New piece of student art finds home in Founders' Hall

Former student Destiny Kirumira's art offers social commentary on the way black women have been depicted in famous paintings.

Tia Lalani - 27 November 2018

Destiny's painting "Hannan" was recently hung on the main floor of Founders' Hall.

A new painting hangs on the recently repainted first-floor wall of Founders' Hall that acts not only as a beautiful piece of art to admire but also as a tacit social commentary and a showcase of immense student talent.

The piece, titled "Hannan" after the subject of the painting-Augustana student Hannan Mohamud-depicts a "different representation of what black women can be," according to artist and former student Destiny Kirumira. Destiny's project demonstrates the ways that black women have been painted historically and offers a social commentary on that representation.

The collection includes five paintings in total-the one of her friend, Hannan, one which incorporates a portrait of her sister, and the other three using self-portraits, all imposed on top of historical paintings where a black woman is misrepresented or barely represented at all. Destiny's friend and sister were told to wear whatever they wanted to pose for these portraits in order to give them a sense of agency. They are each presented wearing a strong, assertive facial expression.

By imposing influential black women with whom Destiny personally identifies on top of famous paintings, she hopes to reconcile the misrepresentation or lack of representation of black women in art in the past and present. The collection is titled Okuvoola Ekintu Mundaga Yaakyo or O.E.M.Y, which is a Ugandan phrase that translates to "presenting something in a way that undermines it".

Destiny is no stranger to reconciling what may seem like competing narratives. Born in Germany to parents from Uganda, Destiny moved to Canada when she was nine, and only now feels like she's at a place where she feels comfortable with both locations as home, integral in shaping who she is today. Destiny thought about returning to Germany to study architecture after graduating from Augustana in 2018 but decided against it due to the racial tensions there. "I didn't think it would be a safe place to start my life," she explained.

Artist Destiny Kirumira poses with her five paintings as part of her project, titled O.E.M.Y.

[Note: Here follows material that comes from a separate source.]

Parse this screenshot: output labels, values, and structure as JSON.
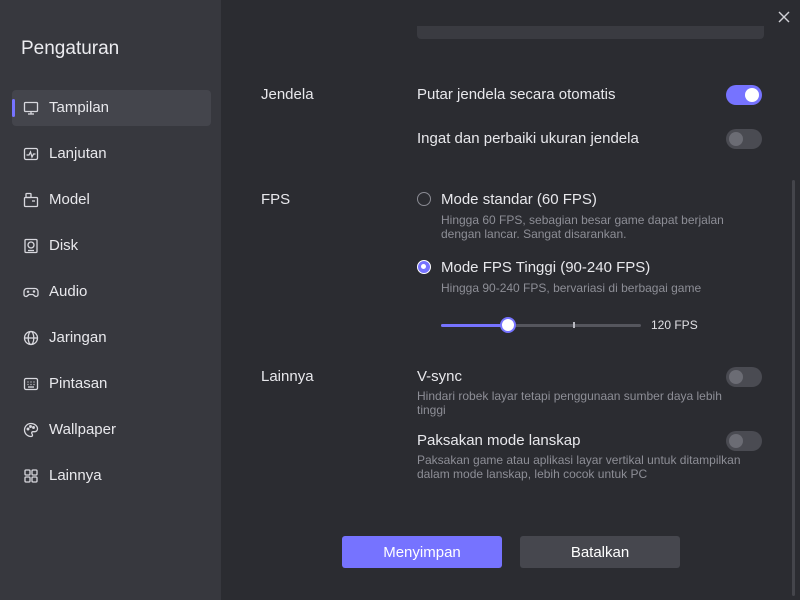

Instead, Destiny opted to pursue architecture at the University of Calgary after completing a bachelor of arts in only three and a half years here at Augustana. Her program of study was as unique and seemingly contradictory as they come-she completed her BA with a major in math and physics and a minor in art. Painting has always been Destiny's passion, and she credits her German roots and culture for training her in being analytic and meticulous, which led her to math and physics. Destiny sees an even greater connection between the two disciplines.

"I think both artists and physicists are some of the most tortured creatures alive since we're both enveloped in the things that we study," she explained. "If you're starting a new painting and have no idea where it's going to go or if it's going to look good, it's a very daunting task. It's the same situation with physics; you're often trying to study a system and setting up an experiment where the results aren't what you predicted and you don't necessarily know how to explain them."

For Destiny, the all-consuming nature of her projects kept her fulfilled. As a self-driven student, it was important to her to finish O.E.M.Y before her last year at Augustana ended so that she could present it to the Augustana community. It represented not only a way to connect with her heritage but also a way of offering powerful and assertive depictions of black women in an arena that rarely represents them.

An even wider community will now get the chance to consider those representations of black women as they study "Hannan" hanging in the lobby of Founders' Hall.